[SOURCE RECORDS — start]

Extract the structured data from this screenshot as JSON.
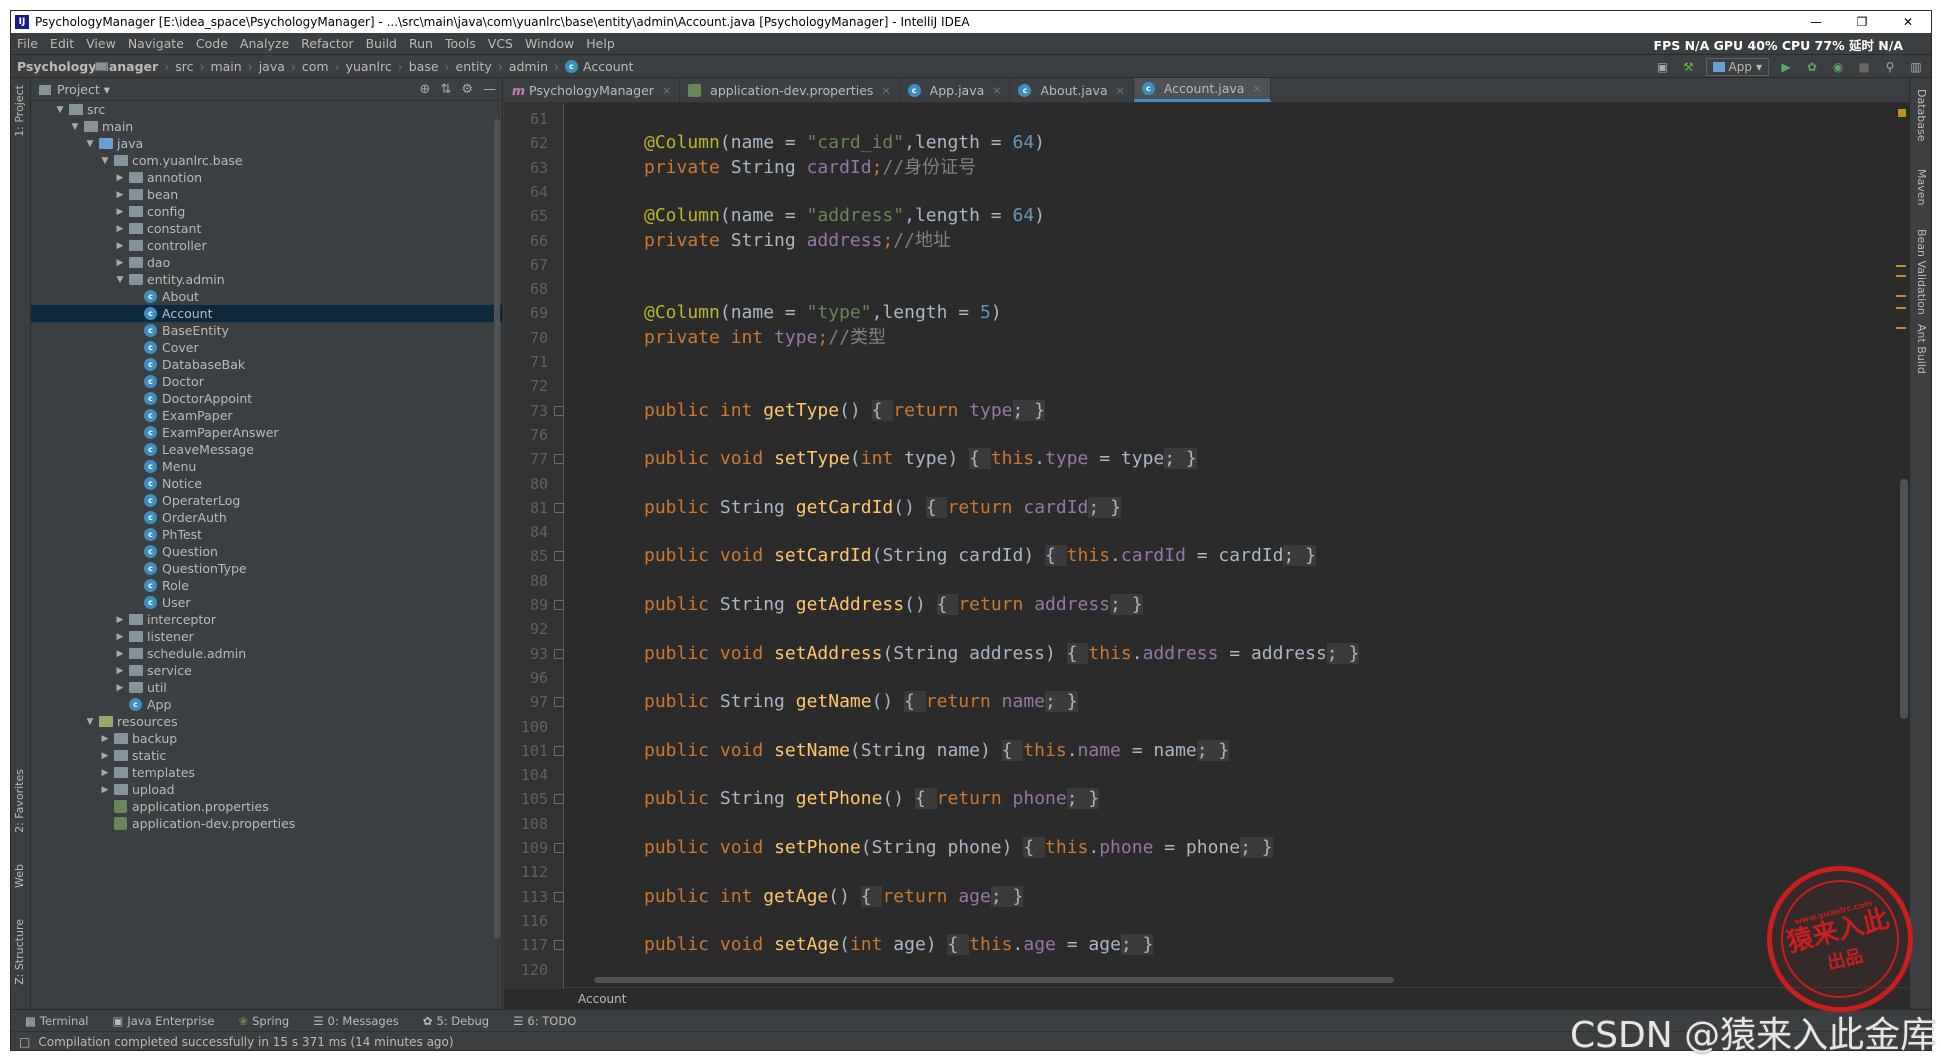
{
  "window": {
    "title": "PsychologyManager [E:\\idea_space\\PsychologyManager] - ...\\src\\main\\java\\com\\yuanlrc\\base\\entity\\admin\\Account.java [PsychologyManager] - IntelliJ IDEA"
  },
  "menu": [
    "File",
    "Edit",
    "View",
    "Navigate",
    "Code",
    "Analyze",
    "Refactor",
    "Build",
    "Run",
    "Tools",
    "VCS",
    "Window",
    "Help"
  ],
  "stats": "FPS N/A GPU 40% CPU 77% 延时 N/A",
  "breadcrumb": [
    "PsychologyManager",
    "src",
    "main",
    "java",
    "com",
    "yuanlrc",
    "base",
    "entity",
    "admin",
    "Account"
  ],
  "run_config": "App",
  "project_panel": {
    "title": "Project"
  },
  "tree": [
    {
      "depth": 1,
      "arrow": "▼",
      "icon": "folder",
      "label": "src"
    },
    {
      "depth": 2,
      "arrow": "▼",
      "icon": "folder",
      "label": "main"
    },
    {
      "depth": 3,
      "arrow": "▼",
      "icon": "folder-blue",
      "label": "java"
    },
    {
      "depth": 4,
      "arrow": "▼",
      "icon": "folder",
      "label": "com.yuanlrc.base"
    },
    {
      "depth": 5,
      "arrow": "▶",
      "icon": "folder",
      "label": "annotion"
    },
    {
      "depth": 5,
      "arrow": "▶",
      "icon": "folder",
      "label": "bean"
    },
    {
      "depth": 5,
      "arrow": "▶",
      "icon": "folder",
      "label": "config"
    },
    {
      "depth": 5,
      "arrow": "▶",
      "icon": "folder",
      "label": "constant"
    },
    {
      "depth": 5,
      "arrow": "▶",
      "icon": "folder",
      "label": "controller"
    },
    {
      "depth": 5,
      "arrow": "▶",
      "icon": "folder",
      "label": "dao"
    },
    {
      "depth": 5,
      "arrow": "▼",
      "icon": "folder",
      "label": "entity.admin"
    },
    {
      "depth": 6,
      "arrow": "",
      "icon": "class",
      "label": "About"
    },
    {
      "depth": 6,
      "arrow": "",
      "icon": "class",
      "label": "Account",
      "selected": true
    },
    {
      "depth": 6,
      "arrow": "",
      "icon": "class",
      "label": "BaseEntity"
    },
    {
      "depth": 6,
      "arrow": "",
      "icon": "class",
      "label": "Cover"
    },
    {
      "depth": 6,
      "arrow": "",
      "icon": "class",
      "label": "DatabaseBak"
    },
    {
      "depth": 6,
      "arrow": "",
      "icon": "class",
      "label": "Doctor"
    },
    {
      "depth": 6,
      "arrow": "",
      "icon": "class",
      "label": "DoctorAppoint"
    },
    {
      "depth": 6,
      "arrow": "",
      "icon": "class",
      "label": "ExamPaper"
    },
    {
      "depth": 6,
      "arrow": "",
      "icon": "class",
      "label": "ExamPaperAnswer"
    },
    {
      "depth": 6,
      "arrow": "",
      "icon": "class",
      "label": "LeaveMessage"
    },
    {
      "depth": 6,
      "arrow": "",
      "icon": "class",
      "label": "Menu"
    },
    {
      "depth": 6,
      "arrow": "",
      "icon": "class",
      "label": "Notice"
    },
    {
      "depth": 6,
      "arrow": "",
      "icon": "class",
      "label": "OperaterLog"
    },
    {
      "depth": 6,
      "arrow": "",
      "icon": "class",
      "label": "OrderAuth"
    },
    {
      "depth": 6,
      "arrow": "",
      "icon": "class",
      "label": "PhTest"
    },
    {
      "depth": 6,
      "arrow": "",
      "icon": "class",
      "label": "Question"
    },
    {
      "depth": 6,
      "arrow": "",
      "icon": "class",
      "label": "QuestionType"
    },
    {
      "depth": 6,
      "arrow": "",
      "icon": "class",
      "label": "Role"
    },
    {
      "depth": 6,
      "arrow": "",
      "icon": "class",
      "label": "User"
    },
    {
      "depth": 5,
      "arrow": "▶",
      "icon": "folder",
      "label": "interceptor"
    },
    {
      "depth": 5,
      "arrow": "▶",
      "icon": "folder",
      "label": "listener"
    },
    {
      "depth": 5,
      "arrow": "▶",
      "icon": "folder",
      "label": "schedule.admin"
    },
    {
      "depth": 5,
      "arrow": "▶",
      "icon": "folder",
      "label": "service"
    },
    {
      "depth": 5,
      "arrow": "▶",
      "icon": "folder",
      "label": "util"
    },
    {
      "depth": 5,
      "arrow": "",
      "icon": "class",
      "label": "App"
    },
    {
      "depth": 3,
      "arrow": "▼",
      "icon": "folder-res",
      "label": "resources"
    },
    {
      "depth": 4,
      "arrow": "▶",
      "icon": "folder",
      "label": "backup"
    },
    {
      "depth": 4,
      "arrow": "▶",
      "icon": "folder",
      "label": "static"
    },
    {
      "depth": 4,
      "arrow": "▶",
      "icon": "folder",
      "label": "templates"
    },
    {
      "depth": 4,
      "arrow": "▶",
      "icon": "folder",
      "label": "upload"
    },
    {
      "depth": 4,
      "arrow": "",
      "icon": "props",
      "label": "application.properties"
    },
    {
      "depth": 4,
      "arrow": "",
      "icon": "props",
      "label": "application-dev.properties"
    }
  ],
  "tabs": [
    {
      "label": "PsychologyManager",
      "icon": "m-icon"
    },
    {
      "label": "application-dev.properties",
      "icon": "props-icon"
    },
    {
      "label": "App.java",
      "icon": "class-icon"
    },
    {
      "label": "About.java",
      "icon": "class-icon"
    },
    {
      "label": "Account.java",
      "icon": "class-icon",
      "active": true
    }
  ],
  "code_lines": [
    {
      "n": "61",
      "html": ""
    },
    {
      "n": "62",
      "html": "<span class=\"an\">@Column</span>(name = <span class=\"st\">\"card_id\"</span>,length = <span class=\"nm\">64</span>)"
    },
    {
      "n": "63",
      "html": "<span class=\"kw\">private</span> String <span class=\"fd\">cardId</span><span class=\"kw\">;</span><span class=\"cm\">//身份证号</span>"
    },
    {
      "n": "64",
      "html": ""
    },
    {
      "n": "65",
      "html": "<span class=\"an\">@Column</span>(name = <span class=\"st\">\"address\"</span>,length = <span class=\"nm\">64</span>)"
    },
    {
      "n": "66",
      "html": "<span class=\"kw\">private</span> String <span class=\"fd\">address</span><span class=\"kw\">;</span><span class=\"cm\">//地址</span>"
    },
    {
      "n": "67",
      "html": ""
    },
    {
      "n": "68",
      "html": ""
    },
    {
      "n": "69",
      "html": "<span class=\"an\">@Column</span>(name = <span class=\"st\">\"type\"</span>,length = <span class=\"nm\">5</span>)"
    },
    {
      "n": "70",
      "html": "<span class=\"kw\">private int</span> <span class=\"fd\">type</span><span class=\"kw\">;</span><span class=\"cm\">//类型</span>"
    },
    {
      "n": "71",
      "html": ""
    },
    {
      "n": "72",
      "html": ""
    },
    {
      "n": "73",
      "html": "<span class=\"kw\">public int</span> <span class=\"fn\">getType</span>() <span class=\"br\">{ </span><span class=\"kw\">return</span> <span class=\"fd\">type</span><span class=\"br\">; }</span>",
      "fold": true
    },
    {
      "n": "76",
      "html": ""
    },
    {
      "n": "77",
      "html": "<span class=\"kw\">public void</span> <span class=\"fn\">setType</span>(<span class=\"kw\">int</span> type) <span class=\"br\">{ </span><span class=\"kw\">this</span>.<span class=\"fd\">type</span> = type<span class=\"br\">; }</span>",
      "fold": true
    },
    {
      "n": "80",
      "html": ""
    },
    {
      "n": "81",
      "html": "<span class=\"kw\">public</span> String <span class=\"fn\">getCardId</span>() <span class=\"br\">{ </span><span class=\"kw\">return</span> <span class=\"fd\">cardId</span><span class=\"br\">; }</span>",
      "fold": true
    },
    {
      "n": "84",
      "html": ""
    },
    {
      "n": "85",
      "html": "<span class=\"kw\">public void</span> <span class=\"fn\">setCardId</span>(String cardId) <span class=\"br\">{ </span><span class=\"kw\">this</span>.<span class=\"fd\">cardId</span> = cardId<span class=\"br\">; }</span>",
      "fold": true
    },
    {
      "n": "88",
      "html": ""
    },
    {
      "n": "89",
      "html": "<span class=\"kw\">public</span> String <span class=\"fn\">getAddress</span>() <span class=\"br\">{ </span><span class=\"kw\">return</span> <span class=\"fd\">address</span><span class=\"br\">; }</span>",
      "fold": true
    },
    {
      "n": "92",
      "html": ""
    },
    {
      "n": "93",
      "html": "<span class=\"kw\">public void</span> <span class=\"fn\">setAddress</span>(String address) <span class=\"br\">{ </span><span class=\"kw\">this</span>.<span class=\"fd\">address</span> = address<span class=\"br\">; }</span>",
      "fold": true
    },
    {
      "n": "96",
      "html": ""
    },
    {
      "n": "97",
      "html": "<span class=\"kw\">public</span> String <span class=\"fn\">getName</span>() <span class=\"br\">{ </span><span class=\"kw\">return</span> <span class=\"fd\">name</span><span class=\"br\">; }</span>",
      "fold": true
    },
    {
      "n": "100",
      "html": ""
    },
    {
      "n": "101",
      "html": "<span class=\"kw\">public void</span> <span class=\"fn\">setName</span>(String name) <span class=\"br\">{ </span><span class=\"kw\">this</span>.<span class=\"fd\">name</span> = name<span class=\"br\">; }</span>",
      "fold": true
    },
    {
      "n": "104",
      "html": ""
    },
    {
      "n": "105",
      "html": "<span class=\"kw\">public</span> String <span class=\"fn\">getPhone</span>() <span class=\"br\">{ </span><span class=\"kw\">return</span> <span class=\"fd\">phone</span><span class=\"br\">; }</span>",
      "fold": true
    },
    {
      "n": "108",
      "html": ""
    },
    {
      "n": "109",
      "html": "<span class=\"kw\">public void</span> <span class=\"fn\">setPhone</span>(String phone) <span class=\"br\">{ </span><span class=\"kw\">this</span>.<span class=\"fd\">phone</span> = phone<span class=\"br\">; }</span>",
      "fold": true
    },
    {
      "n": "112",
      "html": ""
    },
    {
      "n": "113",
      "html": "<span class=\"kw\">public int</span> <span class=\"fn\">getAge</span>() <span class=\"br\">{ </span><span class=\"kw\">return</span> <span class=\"fd\">age</span><span class=\"br\">; }</span>",
      "fold": true
    },
    {
      "n": "116",
      "html": ""
    },
    {
      "n": "117",
      "html": "<span class=\"kw\">public void</span> <span class=\"fn\">setAge</span>(<span class=\"kw\">int</span> age) <span class=\"br\">{ </span><span class=\"kw\">this</span>.<span class=\"fd\">age</span> = age<span class=\"br\">; }</span>",
      "fold": true
    },
    {
      "n": "120",
      "html": ""
    }
  ],
  "editor_breadcrumb": "Account",
  "left_strip": [
    "1: Project",
    "2: Favorites",
    "Web",
    "Z: Structure"
  ],
  "right_strip": [
    "Database",
    "Maven",
    "Bean Validation",
    "Ant Build"
  ],
  "bottom_tools": [
    "Terminal",
    "Java Enterprise",
    "Spring",
    "0: Messages",
    "5: Debug",
    "6: TODO"
  ],
  "status": "Compilation completed successfully in 15 s 371 ms (14 minutes ago)",
  "watermark": "CSDN @猿来入此金库",
  "stamp": {
    "line1": "www.yuanlrc.com",
    "line2": "猿来入此",
    "line3": "出品"
  }
}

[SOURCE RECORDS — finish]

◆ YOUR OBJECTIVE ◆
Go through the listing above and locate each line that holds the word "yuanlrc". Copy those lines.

◆ RESULT ◆
    "title": "PsychologyManager [E:\\idea_space\\PsychologyManager] - ...\\src\\main\\java\\com\\yuanlrc\\base\\entity\\admin\\Account.java [PsychologyManager] - IntelliJ IDEA"
    "yuanlrc",
      "label": "com.yuanlrc.base"
    "line1": "www.yuanlrc.com",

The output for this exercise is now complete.